[[ The data open ]]
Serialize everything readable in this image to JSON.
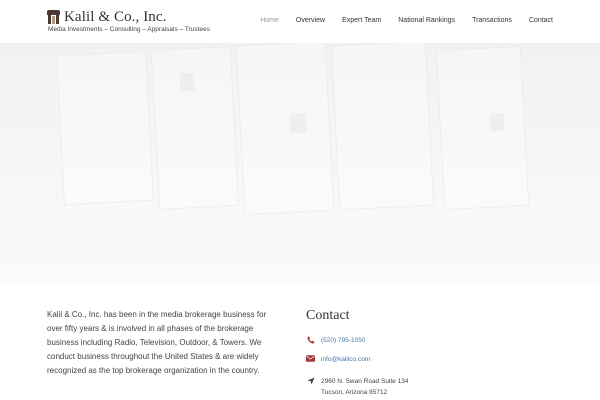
{
  "brand": {
    "name": "Kalil & Co., Inc.",
    "tagline": "Media Investments – Consulting – Appraisals – Trustees"
  },
  "nav": {
    "items": [
      {
        "label": "Home",
        "active": true
      },
      {
        "label": "Overview",
        "active": false
      },
      {
        "label": "Expert Team",
        "active": false
      },
      {
        "label": "National Rankings",
        "active": false
      },
      {
        "label": "Transactions",
        "active": false
      },
      {
        "label": "Contact",
        "active": false
      }
    ]
  },
  "about": {
    "text": "Kalil & Co., Inc. has been in the media brokerage business for over fifty years & is involved in all phases of the brokerage business including Radio, Television, Outdoor, & Towers. We conduct business throughout the United States & are widely recognized as the top brokerage organization in the country."
  },
  "contact": {
    "title": "Contact",
    "phone": "(520) 795-1050",
    "email": "info@kalilco.com",
    "address_line1": "2960 N. Swan Road Suite 134",
    "address_line2": "Tucson, Arizona 85712"
  },
  "icons": {
    "phone": "phone-icon",
    "email": "envelope-icon",
    "address": "location-arrow-icon"
  },
  "colors": {
    "link": "#4a78a8",
    "icon": "#a03a3a",
    "logo": "#4a3a32"
  }
}
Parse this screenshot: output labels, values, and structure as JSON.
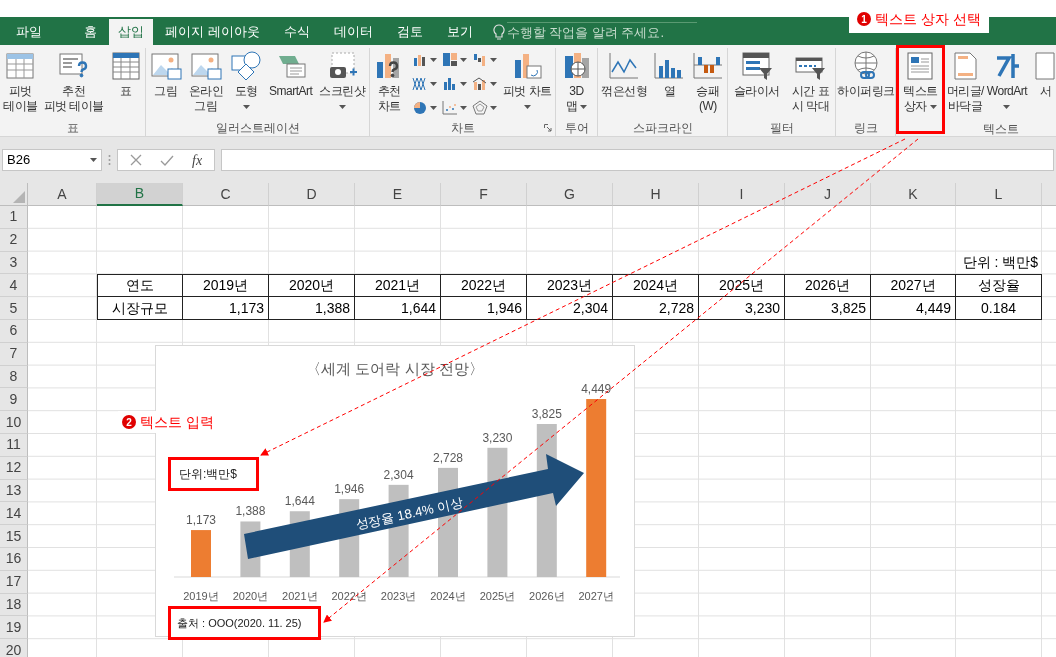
{
  "tabs": [
    {
      "label": "파일",
      "selected": false
    },
    {
      "label": "홈",
      "selected": false
    },
    {
      "label": "삽입",
      "selected": true
    },
    {
      "label": "페이지 레이아웃",
      "selected": false
    },
    {
      "label": "수식",
      "selected": false
    },
    {
      "label": "데이터",
      "selected": false
    },
    {
      "label": "검토",
      "selected": false
    },
    {
      "label": "보기",
      "selected": false
    }
  ],
  "tell_me": {
    "placeholder": "수행할 작업을 알려 주세요."
  },
  "ribbon": {
    "groups": [
      {
        "label": "표",
        "launcher": false,
        "items": [
          {
            "kind": "large",
            "lines": [
              "피벗",
              "테이블"
            ],
            "dropdown": false,
            "framed": false
          },
          {
            "kind": "large",
            "lines": [
              "추천",
              "피벗 테이블"
            ],
            "dropdown": false,
            "framed": false
          },
          {
            "kind": "large",
            "lines": [
              "표"
            ],
            "dropdown": false,
            "framed": false
          }
        ]
      },
      {
        "label": "일러스트레이션",
        "launcher": false,
        "items": [
          {
            "kind": "large",
            "lines": [
              "그림"
            ],
            "dropdown": false,
            "framed": false
          },
          {
            "kind": "large",
            "lines": [
              "온라인",
              "그림"
            ],
            "dropdown": false,
            "framed": false
          },
          {
            "kind": "large",
            "lines": [
              "도형"
            ],
            "dropdown": true,
            "framed": false
          },
          {
            "kind": "large",
            "lines": [
              "SmartArt"
            ],
            "dropdown": false,
            "framed": false
          },
          {
            "kind": "large",
            "lines": [
              "스크린샷"
            ],
            "dropdown": true,
            "framed": false
          }
        ]
      },
      {
        "label": "차트",
        "launcher": true,
        "items": [
          {
            "kind": "large",
            "lines": [
              "추천",
              "차트"
            ],
            "dropdown": false,
            "framed": false
          },
          {
            "kind": "mini-grid"
          },
          {
            "kind": "large",
            "lines": [
              "피벗 차트"
            ],
            "dropdown": true,
            "framed": false
          }
        ]
      },
      {
        "label": "투어",
        "launcher": false,
        "items": [
          {
            "kind": "large",
            "lines": [
              "3D",
              "맵"
            ],
            "dropdown": true,
            "framed": false
          }
        ]
      },
      {
        "label": "스파크라인",
        "launcher": false,
        "items": [
          {
            "kind": "large",
            "lines": [
              "꺾은선형"
            ],
            "dropdown": false,
            "framed": false
          },
          {
            "kind": "large",
            "lines": [
              "열"
            ],
            "dropdown": false,
            "framed": false
          },
          {
            "kind": "large",
            "lines": [
              "승패",
              "(W)"
            ],
            "dropdown": false,
            "framed": false
          }
        ]
      },
      {
        "label": "필터",
        "launcher": false,
        "items": [
          {
            "kind": "large",
            "lines": [
              "슬라이서"
            ],
            "dropdown": false,
            "framed": false
          },
          {
            "kind": "large",
            "lines": [
              "시간 표",
              "시 막대"
            ],
            "dropdown": false,
            "framed": false
          }
        ]
      },
      {
        "label": "링크",
        "launcher": false,
        "items": [
          {
            "kind": "large",
            "lines": [
              "하이퍼링크"
            ],
            "dropdown": false,
            "framed": false
          }
        ]
      },
      {
        "label": "텍스트",
        "launcher": false,
        "items": [
          {
            "kind": "large",
            "lines": [
              "텍스트",
              "상자"
            ],
            "dropdown": true,
            "framed": true
          },
          {
            "kind": "large",
            "lines": [
              "머리글/",
              "바닥글"
            ],
            "dropdown": false,
            "framed": false
          },
          {
            "kind": "large",
            "lines": [
              "WordArt"
            ],
            "dropdown": true,
            "framed": false
          },
          {
            "kind": "large",
            "lines": [
              "서"
            ],
            "dropdown": false,
            "framed": false
          }
        ]
      }
    ]
  },
  "formula_bar": {
    "name_box": "B26",
    "function_label": "fx"
  },
  "sheet": {
    "columns": [
      {
        "label": "A",
        "selected": false
      },
      {
        "label": "B",
        "selected": true
      },
      {
        "label": "C",
        "selected": false
      },
      {
        "label": "D",
        "selected": false
      },
      {
        "label": "E",
        "selected": false
      },
      {
        "label": "F",
        "selected": false
      },
      {
        "label": "G",
        "selected": false
      },
      {
        "label": "H",
        "selected": false
      },
      {
        "label": "I",
        "selected": false
      },
      {
        "label": "J",
        "selected": false
      },
      {
        "label": "K",
        "selected": false
      },
      {
        "label": "L",
        "selected": false
      }
    ],
    "rows": [
      "1",
      "2",
      "3",
      "4",
      "5",
      "6",
      "7",
      "8",
      "9",
      "10",
      "11",
      "12",
      "13",
      "14",
      "15",
      "16",
      "17",
      "18",
      "19",
      "20"
    ],
    "unit_note": "단위 : 백만$",
    "data_table": {
      "header": [
        "연도",
        "2019년",
        "2020년",
        "2021년",
        "2022년",
        "2023년",
        "2024년",
        "2025년",
        "2026년",
        "2027년",
        "성장율"
      ],
      "values": [
        "시장규모",
        "1,173",
        "1,388",
        "1,644",
        "1,946",
        "2,304",
        "2,728",
        "3,230",
        "3,825",
        "4,449",
        "0.184"
      ]
    }
  },
  "chart": {
    "chart_data": {
      "type": "bar",
      "title": "〈세계 도어락 시장 전망〉",
      "categories": [
        "2019년",
        "2020년",
        "2021년",
        "2022년",
        "2023년",
        "2024년",
        "2025년",
        "2026년",
        "2027년"
      ],
      "stacked": true,
      "data_labels": true,
      "series": [
        {
          "color": "#ed7d31",
          "values": [
            1173,
            null,
            null,
            null,
            null,
            null,
            null,
            null,
            4449
          ],
          "value_labels": [
            "1,173",
            null,
            null,
            null,
            null,
            null,
            null,
            null,
            "4,449"
          ]
        },
        {
          "color": "#bfbfbf",
          "values": [
            null,
            1388,
            1644,
            1946,
            2304,
            2728,
            3230,
            3825,
            null
          ],
          "value_labels": [
            null,
            "1,388",
            "1,644",
            "1,946",
            "2,304",
            "2,728",
            "3,230",
            "3,825",
            null
          ]
        }
      ]
    },
    "text_boxes": [
      "단위:백만$",
      "출처 : OOO(2020. 11. 25)"
    ],
    "arrow_label": "성장율 18.4% 이상"
  },
  "annotations": [
    {
      "marker": "1",
      "text": "텍스트 상자 선택"
    },
    {
      "marker": "2",
      "text": "텍스트 입력"
    }
  ]
}
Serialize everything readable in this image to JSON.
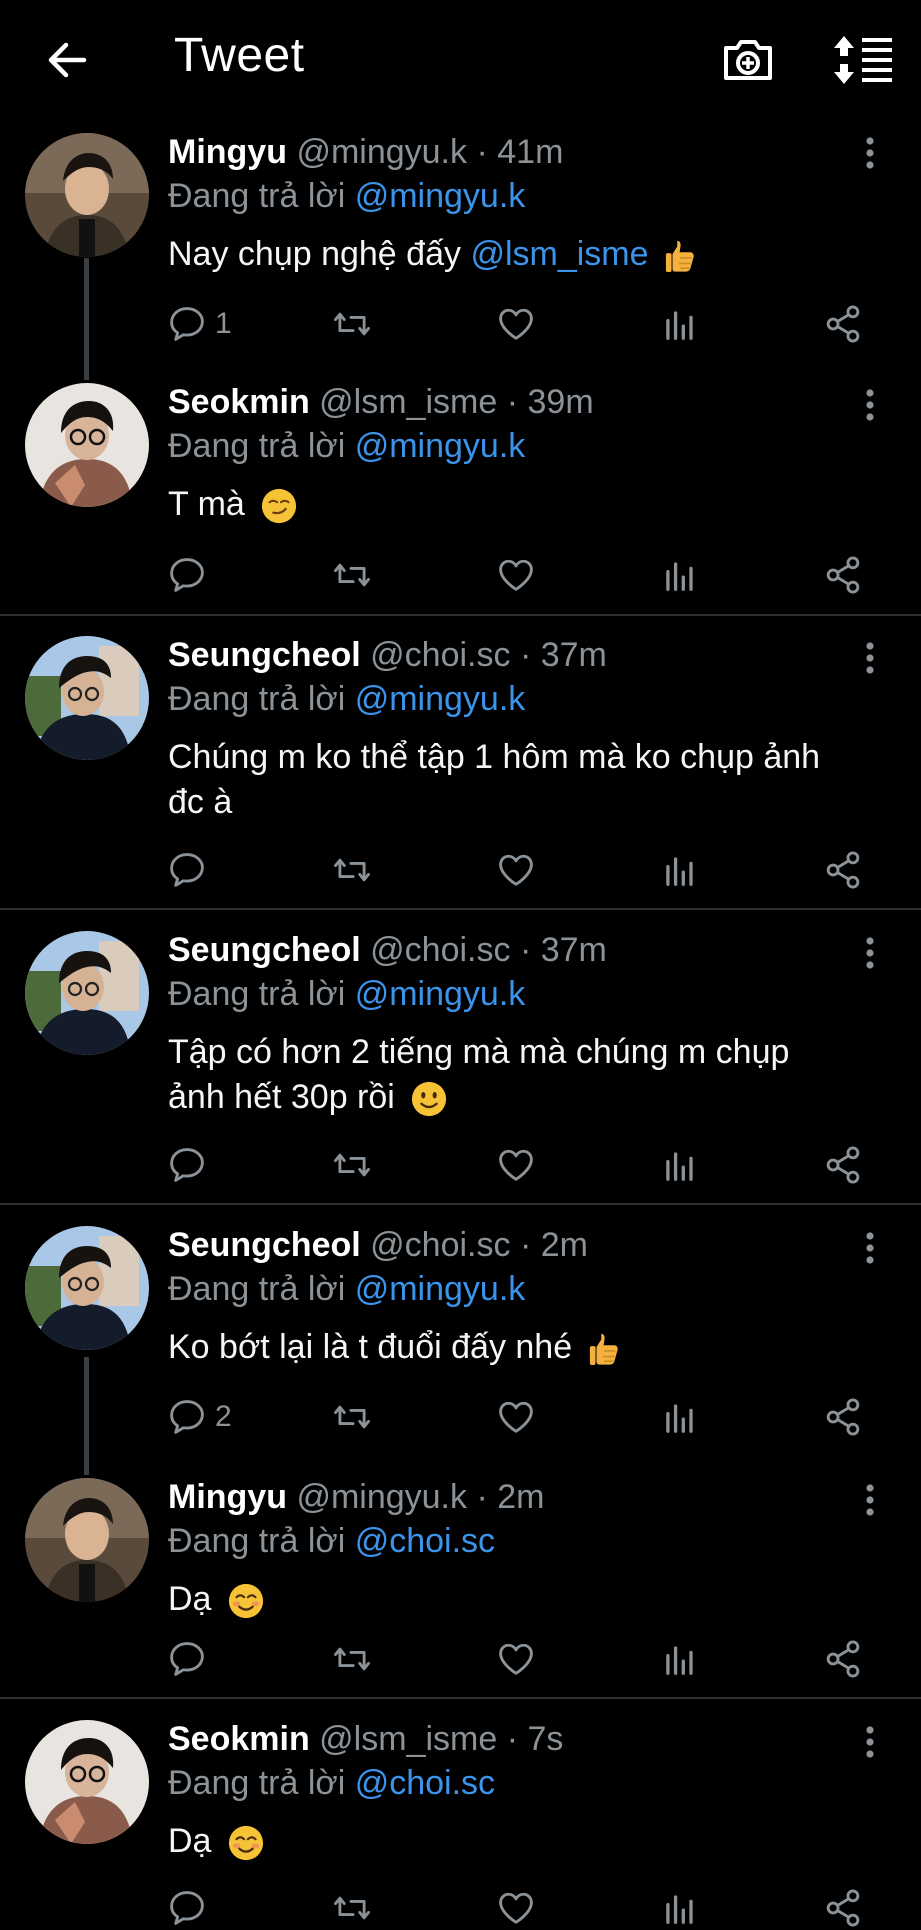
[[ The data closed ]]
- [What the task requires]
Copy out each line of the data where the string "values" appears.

- [Task result]
Parse this screenshot: output labels, values, and structure as JSON.
      "values": [
          "values": [
          "values": [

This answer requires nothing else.